Schubert also wrote music for the church, whose visitors included a detachment of Napoleonic troops in 1812. The soldiers set up camp in the crypt (!).
(The name offers a clue to the composer connection)
Everyone knows the Lichtentaler parish church as the Schubertkirche, which offers a rather big hint as to the name closely associated with this early 18th-century building.
Franz Schubert sang in the choir, played the organ, wrote music for the church, and was even christened here.
(Also known as the Maria Treu parish church)
Baroque delights exist outside the very centre, too. Take the Piaristenkirche, for example. This built-in-one church offers a little more subtlety than some of its genre colleagues and a few surprises, like a deceptive façade.
Bruckner took his music composition exam on the organ here. The church also hosted premieres of works by Joseph Haydn.
(One of Vienna’s most notable buildings)
Another monumental church that dominates the park before it. Emperor Charles VI built the gorgeous Karlskirche as thanks for the passing of the plague. Another early 18th-century construction with suitable Baroque decor.
Be sure to take the panorama lift up into the roof for a close-up of the frescoes and views across the square to such iconic buildings as the Künstlerhaus and Musikverein.
(The tower served as a lookout point during sieges)
Although right in the centre of Vienna, the large 14th-century Minoritenkirche still manages to occupy a somewhat secluded spot just behind Palais Niederösterreich.
Home to the Italian congregation, the church also enjoys a top reputation as a venue for classic concerts, gospel choirs and other musical delights.
(Mozart performed here as a child)
In Vienna, even small churches in nondescript parts of the city enjoy their musical claim to fame.
Mozart wrote and conducted the music for the consecration of the Waisenhauskirche, for example, in 1768. He was just twelve at the time.
(Also an outdoor location for the classic movie, The Third Man)
All the above are mere babies compared to the Ruprechtskirche, likely built around 800 (that’s not a typo). Unimaginably old when you consider all that’s happened over the past 1000+ years.
This working Romanesque church has experienced a few rebuilding works in the meantime but still sits proudly above the old city walls. It looks down onto an arm of the Danube at the edge of the old town.
Maria am Gestade
(Like the Ruprechtskirche, Maria am Gestade also features in The Third Man. As does the Minoritenkirche!)
The Ruprechtskirche gets a little historical competition from Maria am Gestade, an unusual Gothic church with origins in the dark ages before Austria became a duchy.
The church’s name and location have to do with a riverbank that no longer exists, thanks to the capricious nature of the Danube in past times.
The narrow design and a subtle kink in the layout reflect the original shoreline location, which meant adjusting the floorplan to the limited space available.
(The Freyung square in front hosts lovely Easter and Christmas markets)

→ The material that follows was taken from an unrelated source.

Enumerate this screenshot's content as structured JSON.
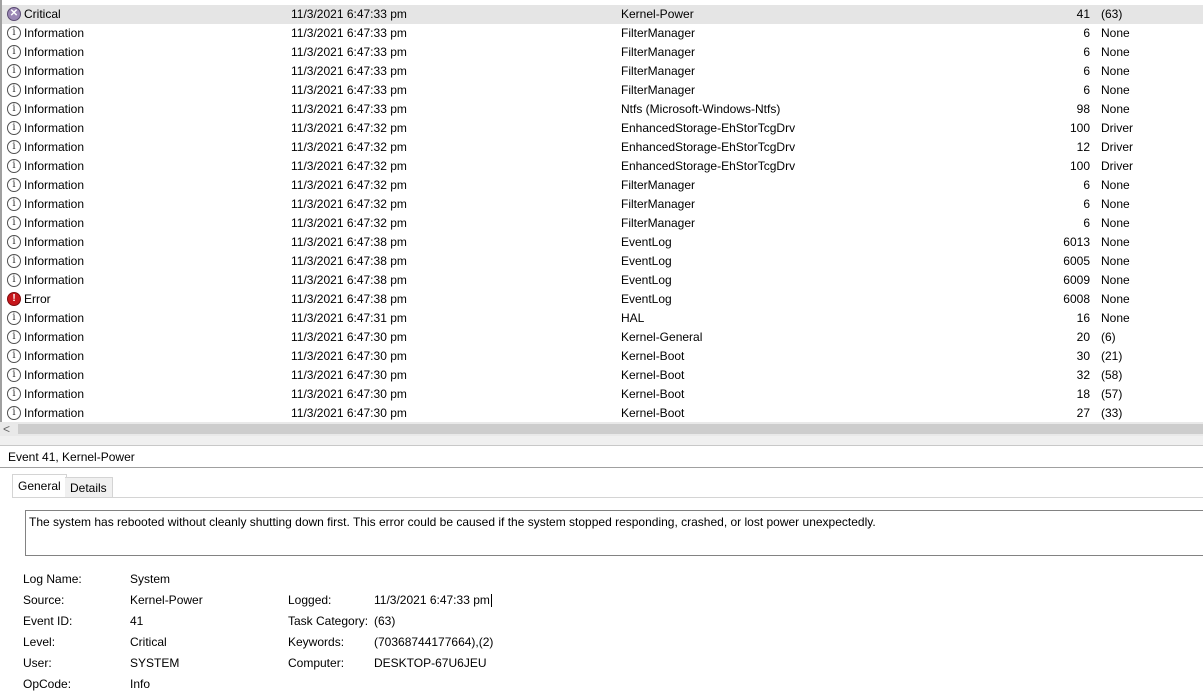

Another church that has seen a fair few Viennese winters: the Schottenkirche serves the surrounding Schottenstift abbey in the city centre, a venerable institution that dates back to the 12th century.
Most of the church is resplendently Baroque in nature now, but part of the original Romanesque building remains.
The crypt houses one of Vienna’s most famous sons. Actually, Heinrich II. Jasomirgott might be better considered a famous father, since he was the first Duke of Austria and moved his court here around the middle of the 1100s.
Kirche am Hof
(Popes Pius VI, John Paul II, and Benedict XVI all appeared on the balcony)
The Kirche am Hof towers over the large Am Hof square in central Vienna. The Baroque façade hides the fact that the building actually dates back to the late Middle Ages.
The balcony you can see in the photo has its own particular claim to fame, having supported the feet of no less than three popes.